In Defense of TED

There was some TEDMED bashing going on in the comments to an article in the Washington Post, and I felt compelled to come to TED's defense. My comment raises an important point about communication and promotion of science to the general public—a topic near & dear—so I'd like to re-post it here and add some follow up thoughts.
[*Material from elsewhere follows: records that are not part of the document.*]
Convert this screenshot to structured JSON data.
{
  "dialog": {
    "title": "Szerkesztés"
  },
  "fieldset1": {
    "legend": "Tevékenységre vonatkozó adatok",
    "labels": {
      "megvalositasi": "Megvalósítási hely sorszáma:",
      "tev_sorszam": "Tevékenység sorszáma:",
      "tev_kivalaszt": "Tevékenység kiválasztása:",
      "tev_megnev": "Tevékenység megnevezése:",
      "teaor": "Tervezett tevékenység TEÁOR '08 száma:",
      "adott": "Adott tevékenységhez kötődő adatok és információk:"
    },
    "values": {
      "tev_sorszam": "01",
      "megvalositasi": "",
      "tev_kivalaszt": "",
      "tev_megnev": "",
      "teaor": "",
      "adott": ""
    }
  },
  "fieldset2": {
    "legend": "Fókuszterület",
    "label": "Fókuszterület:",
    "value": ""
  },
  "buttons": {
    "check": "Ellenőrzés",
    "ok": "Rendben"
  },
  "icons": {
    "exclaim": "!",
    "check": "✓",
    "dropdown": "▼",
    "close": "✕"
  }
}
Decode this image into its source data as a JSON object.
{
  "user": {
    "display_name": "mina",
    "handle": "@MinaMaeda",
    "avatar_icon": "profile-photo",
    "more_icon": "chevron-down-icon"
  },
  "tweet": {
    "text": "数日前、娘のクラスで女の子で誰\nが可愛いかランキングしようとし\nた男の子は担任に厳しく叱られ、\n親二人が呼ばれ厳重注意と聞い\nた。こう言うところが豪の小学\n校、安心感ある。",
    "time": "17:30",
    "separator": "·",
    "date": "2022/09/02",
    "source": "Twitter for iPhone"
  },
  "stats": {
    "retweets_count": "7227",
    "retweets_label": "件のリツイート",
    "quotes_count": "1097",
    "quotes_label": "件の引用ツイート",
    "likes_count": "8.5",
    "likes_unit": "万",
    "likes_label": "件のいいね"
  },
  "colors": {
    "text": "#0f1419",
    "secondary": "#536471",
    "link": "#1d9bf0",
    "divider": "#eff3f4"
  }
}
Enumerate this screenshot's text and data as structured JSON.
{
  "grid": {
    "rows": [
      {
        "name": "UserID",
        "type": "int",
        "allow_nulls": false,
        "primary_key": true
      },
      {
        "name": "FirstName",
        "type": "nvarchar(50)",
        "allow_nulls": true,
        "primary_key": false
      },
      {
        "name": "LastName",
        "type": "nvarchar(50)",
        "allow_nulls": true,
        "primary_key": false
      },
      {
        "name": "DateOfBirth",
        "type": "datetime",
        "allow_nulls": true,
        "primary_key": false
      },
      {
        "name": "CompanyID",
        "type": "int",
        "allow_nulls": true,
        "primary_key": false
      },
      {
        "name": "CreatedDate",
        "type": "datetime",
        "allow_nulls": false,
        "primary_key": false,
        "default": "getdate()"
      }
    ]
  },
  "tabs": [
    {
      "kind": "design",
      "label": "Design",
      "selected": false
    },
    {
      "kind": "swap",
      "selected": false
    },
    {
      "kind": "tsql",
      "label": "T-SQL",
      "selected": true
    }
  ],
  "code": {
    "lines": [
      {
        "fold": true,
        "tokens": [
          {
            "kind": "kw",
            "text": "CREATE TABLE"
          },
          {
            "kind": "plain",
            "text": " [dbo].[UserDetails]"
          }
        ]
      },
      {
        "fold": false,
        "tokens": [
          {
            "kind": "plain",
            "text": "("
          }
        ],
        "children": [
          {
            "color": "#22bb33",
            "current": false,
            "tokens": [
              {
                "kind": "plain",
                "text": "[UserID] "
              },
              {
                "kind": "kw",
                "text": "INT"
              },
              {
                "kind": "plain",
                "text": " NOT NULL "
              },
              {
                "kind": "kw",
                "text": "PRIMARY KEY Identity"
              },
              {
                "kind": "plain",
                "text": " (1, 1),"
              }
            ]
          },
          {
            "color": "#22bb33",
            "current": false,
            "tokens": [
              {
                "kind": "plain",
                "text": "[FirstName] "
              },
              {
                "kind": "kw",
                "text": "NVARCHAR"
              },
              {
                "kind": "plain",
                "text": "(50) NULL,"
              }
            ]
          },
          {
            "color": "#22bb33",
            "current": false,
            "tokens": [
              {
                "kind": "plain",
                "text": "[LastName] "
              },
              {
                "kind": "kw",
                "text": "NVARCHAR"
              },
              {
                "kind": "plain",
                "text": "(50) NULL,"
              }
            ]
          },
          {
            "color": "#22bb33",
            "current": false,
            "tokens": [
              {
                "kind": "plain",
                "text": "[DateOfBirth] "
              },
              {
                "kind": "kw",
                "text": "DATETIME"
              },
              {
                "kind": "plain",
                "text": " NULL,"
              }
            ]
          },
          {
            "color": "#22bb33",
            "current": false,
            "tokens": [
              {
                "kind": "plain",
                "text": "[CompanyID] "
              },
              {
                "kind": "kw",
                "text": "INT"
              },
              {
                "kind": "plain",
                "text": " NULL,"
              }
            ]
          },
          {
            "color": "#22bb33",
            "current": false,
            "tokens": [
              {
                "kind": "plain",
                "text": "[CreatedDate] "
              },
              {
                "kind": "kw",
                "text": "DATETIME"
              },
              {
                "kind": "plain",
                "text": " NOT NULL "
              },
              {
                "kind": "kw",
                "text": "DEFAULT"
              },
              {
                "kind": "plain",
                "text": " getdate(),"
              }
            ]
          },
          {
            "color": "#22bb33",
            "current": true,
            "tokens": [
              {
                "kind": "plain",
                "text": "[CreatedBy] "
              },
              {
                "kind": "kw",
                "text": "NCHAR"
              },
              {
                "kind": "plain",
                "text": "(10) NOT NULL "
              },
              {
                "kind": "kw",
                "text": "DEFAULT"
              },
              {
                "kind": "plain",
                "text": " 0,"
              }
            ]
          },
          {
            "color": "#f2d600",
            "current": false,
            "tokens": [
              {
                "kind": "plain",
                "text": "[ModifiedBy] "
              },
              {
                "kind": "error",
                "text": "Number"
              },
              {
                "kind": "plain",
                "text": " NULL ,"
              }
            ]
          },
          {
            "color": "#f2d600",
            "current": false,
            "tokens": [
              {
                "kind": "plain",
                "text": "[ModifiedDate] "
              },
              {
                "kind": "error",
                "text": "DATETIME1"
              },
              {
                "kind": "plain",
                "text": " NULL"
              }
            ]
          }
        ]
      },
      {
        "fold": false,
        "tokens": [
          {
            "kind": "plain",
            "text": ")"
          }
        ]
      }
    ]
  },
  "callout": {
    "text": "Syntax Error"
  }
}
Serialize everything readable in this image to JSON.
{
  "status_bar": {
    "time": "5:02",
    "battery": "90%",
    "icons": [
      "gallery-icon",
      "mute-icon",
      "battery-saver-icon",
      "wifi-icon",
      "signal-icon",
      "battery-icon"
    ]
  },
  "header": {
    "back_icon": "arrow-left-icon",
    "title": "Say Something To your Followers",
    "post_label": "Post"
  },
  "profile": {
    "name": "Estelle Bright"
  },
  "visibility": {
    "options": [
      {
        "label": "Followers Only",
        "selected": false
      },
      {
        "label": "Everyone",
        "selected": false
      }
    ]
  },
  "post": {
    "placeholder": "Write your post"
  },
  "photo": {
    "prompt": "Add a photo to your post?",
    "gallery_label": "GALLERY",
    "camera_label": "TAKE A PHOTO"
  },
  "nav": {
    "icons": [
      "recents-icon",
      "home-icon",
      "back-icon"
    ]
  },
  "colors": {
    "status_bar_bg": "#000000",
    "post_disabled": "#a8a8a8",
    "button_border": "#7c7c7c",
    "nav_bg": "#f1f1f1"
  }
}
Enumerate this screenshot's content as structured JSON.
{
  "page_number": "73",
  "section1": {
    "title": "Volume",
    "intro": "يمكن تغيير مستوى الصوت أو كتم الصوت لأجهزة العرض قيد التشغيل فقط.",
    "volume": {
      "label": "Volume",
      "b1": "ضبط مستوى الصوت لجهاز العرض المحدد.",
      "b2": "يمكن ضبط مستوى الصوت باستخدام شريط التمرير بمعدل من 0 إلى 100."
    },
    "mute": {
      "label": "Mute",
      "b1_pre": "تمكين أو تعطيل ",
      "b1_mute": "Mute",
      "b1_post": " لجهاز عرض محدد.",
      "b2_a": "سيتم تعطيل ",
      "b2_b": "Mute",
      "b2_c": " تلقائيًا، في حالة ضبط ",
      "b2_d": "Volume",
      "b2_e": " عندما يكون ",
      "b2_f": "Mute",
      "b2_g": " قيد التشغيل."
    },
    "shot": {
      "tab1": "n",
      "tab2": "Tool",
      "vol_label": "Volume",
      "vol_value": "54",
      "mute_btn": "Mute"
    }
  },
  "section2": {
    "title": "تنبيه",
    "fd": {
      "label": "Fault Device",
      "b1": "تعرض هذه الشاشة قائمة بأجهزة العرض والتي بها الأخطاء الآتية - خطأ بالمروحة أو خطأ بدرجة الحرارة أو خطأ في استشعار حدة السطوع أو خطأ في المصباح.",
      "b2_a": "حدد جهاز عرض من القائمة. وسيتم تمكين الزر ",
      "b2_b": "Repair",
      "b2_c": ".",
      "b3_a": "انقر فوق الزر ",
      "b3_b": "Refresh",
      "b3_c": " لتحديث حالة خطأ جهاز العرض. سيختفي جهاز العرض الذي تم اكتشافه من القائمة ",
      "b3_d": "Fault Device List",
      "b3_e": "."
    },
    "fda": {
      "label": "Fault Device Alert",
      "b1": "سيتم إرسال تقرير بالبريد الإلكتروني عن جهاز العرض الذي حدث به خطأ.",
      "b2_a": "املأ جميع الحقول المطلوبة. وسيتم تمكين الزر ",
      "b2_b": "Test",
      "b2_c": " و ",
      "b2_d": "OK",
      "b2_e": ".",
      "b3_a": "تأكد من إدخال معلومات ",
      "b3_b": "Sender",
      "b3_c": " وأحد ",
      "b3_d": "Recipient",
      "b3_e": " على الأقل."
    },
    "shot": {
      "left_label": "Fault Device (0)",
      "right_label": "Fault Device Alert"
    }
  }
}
The situation: some scientist types in the comments were slamming the whole TED enterprise with statements like:
TEDMED is for self-promoters, not scientists. 
Real scientists don't have time for this.
No working scientist in the field of human genetics pays attention to any form. 
My reaction:
Have to disagree. Science needs the TED hype machine, big time. Events like TEDMED provide a worthy service in promoting science and showcasing scientists to the general public. Scientists can use all the PR help they can get in making their work exciting and connecting with the masses (which funds most research here in the U.S.). 
TED encourages more public engagement in science & technology -- something that is especially important now given the trouble we're having with basic science literacy and graduating more science and engineering majors.
Real scientists should appreciate anyone talking up science, especially high-profile figures that have the broader cultural reach practicing scientists can't attain (since they're busy doing science and cranking out those papers). 
Yet science spokespeople that don't have sufficiently scientific credentials are frequently dissed by the scientific elite. Recent example: Alan Alda on Science Friday was dubbed by a caller as an "offense to science" since he's not a trained, practicing scientist.
Real scientists may be too busy doing science to pay attention to TED, but millions of real people do tune in, and that's real good, IMHO.
And BTW, there were some real scientists at TEDMED2012: Eisen, Petsko, Butte, among others.


  1. The "No working scientist..." commenter goes on to say that his latest paper contributes "more to the understanding of human disease" than Francis Collins' entire career. Probably fair to classify this as a troll (deliberate or not)...

  2. Yes likely some trolling here, but I didn't want the thread of trolls to go uncontested. The manuscript he's working on sounds like a doozy -- I'd to see what he has up his sleeve that trumps Francis Collins' career.

    While we're on the subject, another common target for pop-science bashers is Carl Sagan. who did much to excite lots of people about science. Later in his life he addressed the risks of poor scientific understanding in the general public (e.g. Demon-Haunted World).

    One of the dangers of poor science understanding here in the U.S., Sagan says, is that "we've arranged a society based on science & technology in which nobody understands anything about science & technology and this combustible mixture of ignorance and power is going to blow up in our faces. Who is running the science and technology in a democracy if people don't know anything about it?"

    Any remedies? I think one thing we could do more of is invest in science outreach to the broader population, showing real-world applications to modern challenges. Venues like TED and MythBusters do a good job of this - but we could use more resources for the folks that want to go deeper, want more than a cool video.

    More efforts like these would, I predict, go a long way to improve the funding situation (see here, here, and here).

  3. Some resources to help go deeper:

    * TED-Ed. And see: Can TED Talks Really Work in a Classroom?

    * Khan Academy - 3200+ free educational videos.